Debate: Is the Church’s stance on immigration utterly impractical?

Migrants sit and take some rest on the tiny island of Lampedusa, Italy. Italy warned that it was facing a humanitarian and refugee crisis

Prime Minister David Cameron grabbed the front pages of British newspapers today with a hard-hitting speech on immigration. Mass immigration, he said, had caused “discomfort and disjointedness” in some neighbourhood and placed real pressures on communities.

Elsewhere in Europe criticism of mass immigration is growing. In Italy, the anti-immigration rhetoric is particularly intense following a sudden influx of migrants fleeing the turmoil in North Africa.

The Catholic Church has urged the Italian government to receive the migrants generously, sparking angry denunciations by politicians opposed to immigration. They claim that the Church is hopelessly naïve about immigration and challenge the bishops to put their words into action by opening Church properties to the new arrivals.

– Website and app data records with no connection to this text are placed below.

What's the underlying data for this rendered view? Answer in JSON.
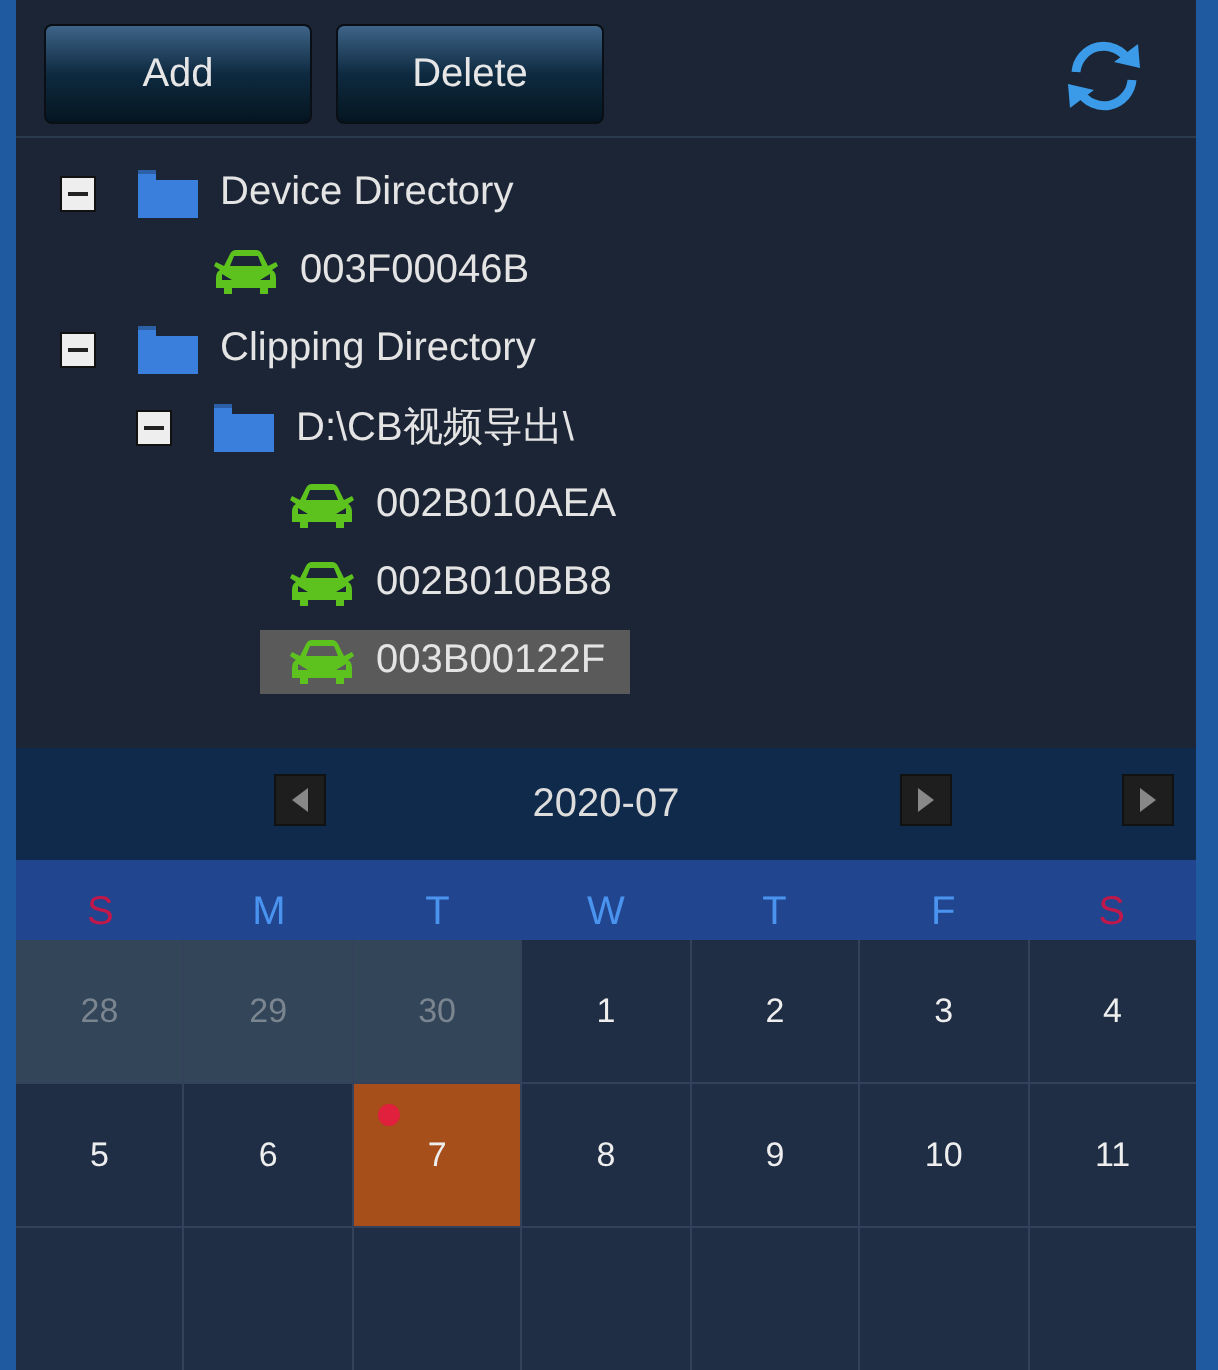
{
  "toolbar": {
    "buttons": [
      "Add",
      "Delete"
    ]
  },
  "tree": [
    {
      "label": "Device Directory",
      "kind": "folder",
      "expanded": true,
      "selected": false,
      "children": [
        {
          "label": "003F00046B",
          "kind": "device",
          "selected": false
        }
      ]
    },
    {
      "label": "Clipping Directory",
      "kind": "folder",
      "expanded": true,
      "selected": false,
      "children": [
        {
          "label": "D:\\CB视频导出\\",
          "kind": "folder",
          "expanded": true,
          "selected": false,
          "children": [
            {
              "label": "002B010AEA",
              "kind": "device",
              "selected": false
            },
            {
              "label": "002B010BB8",
              "kind": "device",
              "selected": false
            },
            {
              "label": "003B00122F",
              "kind": "device",
              "selected": true
            }
          ]
        }
      ]
    }
  ],
  "calendar": {
    "month": "2020-07",
    "weekdays": [
      {
        "label": "S",
        "weekend": true
      },
      {
        "label": "M",
        "weekend": false
      },
      {
        "label": "T",
        "weekend": false
      },
      {
        "label": "W",
        "weekend": false
      },
      {
        "label": "T",
        "weekend": false
      },
      {
        "label": "F",
        "weekend": false
      },
      {
        "label": "S",
        "weekend": true
      }
    ],
    "days": [
      {
        "label": "28",
        "in_month": false,
        "selected": false,
        "marked": false
      },
      {
        "label": "29",
        "in_month": false,
        "selected": false,
        "marked": false
      },
      {
        "label": "30",
        "in_month": false,
        "selected": false,
        "marked": false
      },
      {
        "label": "1",
        "in_month": true,
        "selected": false,
        "marked": false
      },
      {
        "label": "2",
        "in_month": true,
        "selected": false,
        "marked": false
      },
      {
        "label": "3",
        "in_month": true,
        "selected": false,
        "marked": false
      },
      {
        "label": "4",
        "in_month": true,
        "selected": false,
        "marked": false
      },
      {
        "label": "5",
        "in_month": true,
        "selected": false,
        "marked": false
      },
      {
        "label": "6",
        "in_month": true,
        "selected": false,
        "marked": false
      },
      {
        "label": "7",
        "in_month": true,
        "selected": true,
        "marked": true
      },
      {
        "label": "8",
        "in_month": true,
        "selected": false,
        "marked": false
      },
      {
        "label": "9",
        "in_month": true,
        "selected": false,
        "marked": false
      },
      {
        "label": "10",
        "in_month": true,
        "selected": false,
        "marked": false
      },
      {
        "label": "11",
        "in_month": true,
        "selected": false,
        "marked": false
      }
    ]
  }
}
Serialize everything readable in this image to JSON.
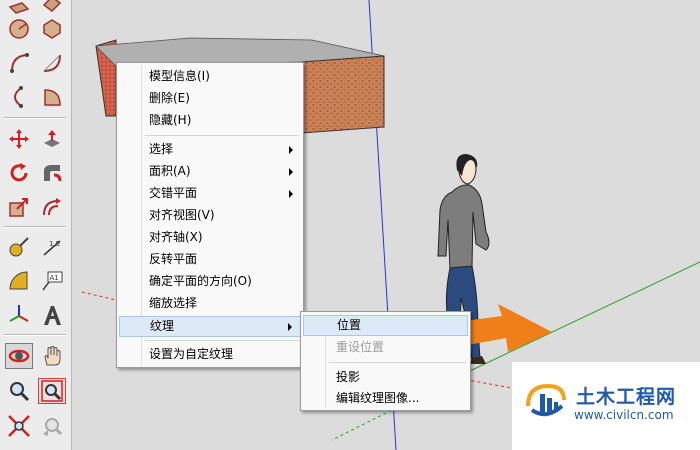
{
  "colors": {
    "accent": "#f07f1a",
    "menu_highlight": "#dde9f6",
    "axis_blue": "#3030d0",
    "axis_green": "#2ca02c",
    "axis_red": "#d03030",
    "wall_red_face": "#d8644f",
    "wall_brick": "#c77f55",
    "watermark_blue": "#1e5aa8"
  },
  "toolbar": {
    "tools": [
      "rectangle-icon",
      "rotated-rect-icon",
      "circle-icon",
      "polygon-icon",
      "arc-icon",
      "two-point-arc-icon",
      "three-point-arc-icon",
      "pie-icon",
      "move-icon",
      "push-pull-icon",
      "rotate-icon",
      "follow-me-icon",
      "scale-icon",
      "offset-icon",
      "tape-measure-icon",
      "dimension-icon",
      "protractor-icon",
      "text-icon",
      "axes-icon",
      "3d-text-icon",
      "orbit-icon",
      "pan-icon",
      "zoom-icon",
      "zoom-window-icon",
      "zoom-extents-icon",
      "previous-view-icon"
    ]
  },
  "context_menu": {
    "items": [
      {
        "label": "模型信息(I)"
      },
      {
        "label": "删除(E)"
      },
      {
        "label": "隐藏(H)"
      },
      {
        "label": "选择"
      },
      {
        "label": "面积(A)"
      },
      {
        "label": "交错平面"
      },
      {
        "label": "对齐视图(V)"
      },
      {
        "label": "对齐轴(X)"
      },
      {
        "label": "反转平面"
      },
      {
        "label": "确定平面的方向(O)"
      },
      {
        "label": "缩放选择"
      },
      {
        "label": "纹理"
      },
      {
        "label": "设置为自定纹理"
      }
    ]
  },
  "submenu": {
    "items": [
      {
        "label": "位置"
      },
      {
        "label": "重设位置"
      },
      {
        "label": "投影"
      },
      {
        "label": "编辑纹理图像..."
      }
    ]
  },
  "watermark": {
    "title": "土木工程网",
    "url": "www.civilcn.com"
  }
}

The Church’s defenders say it is offering a prophetic witness to the dignity of every human being, regardless of their social status.

So is the Church’s stance on immigration utterly impractical, or does it provide the answer to the growing discontent with mass migration in Europe?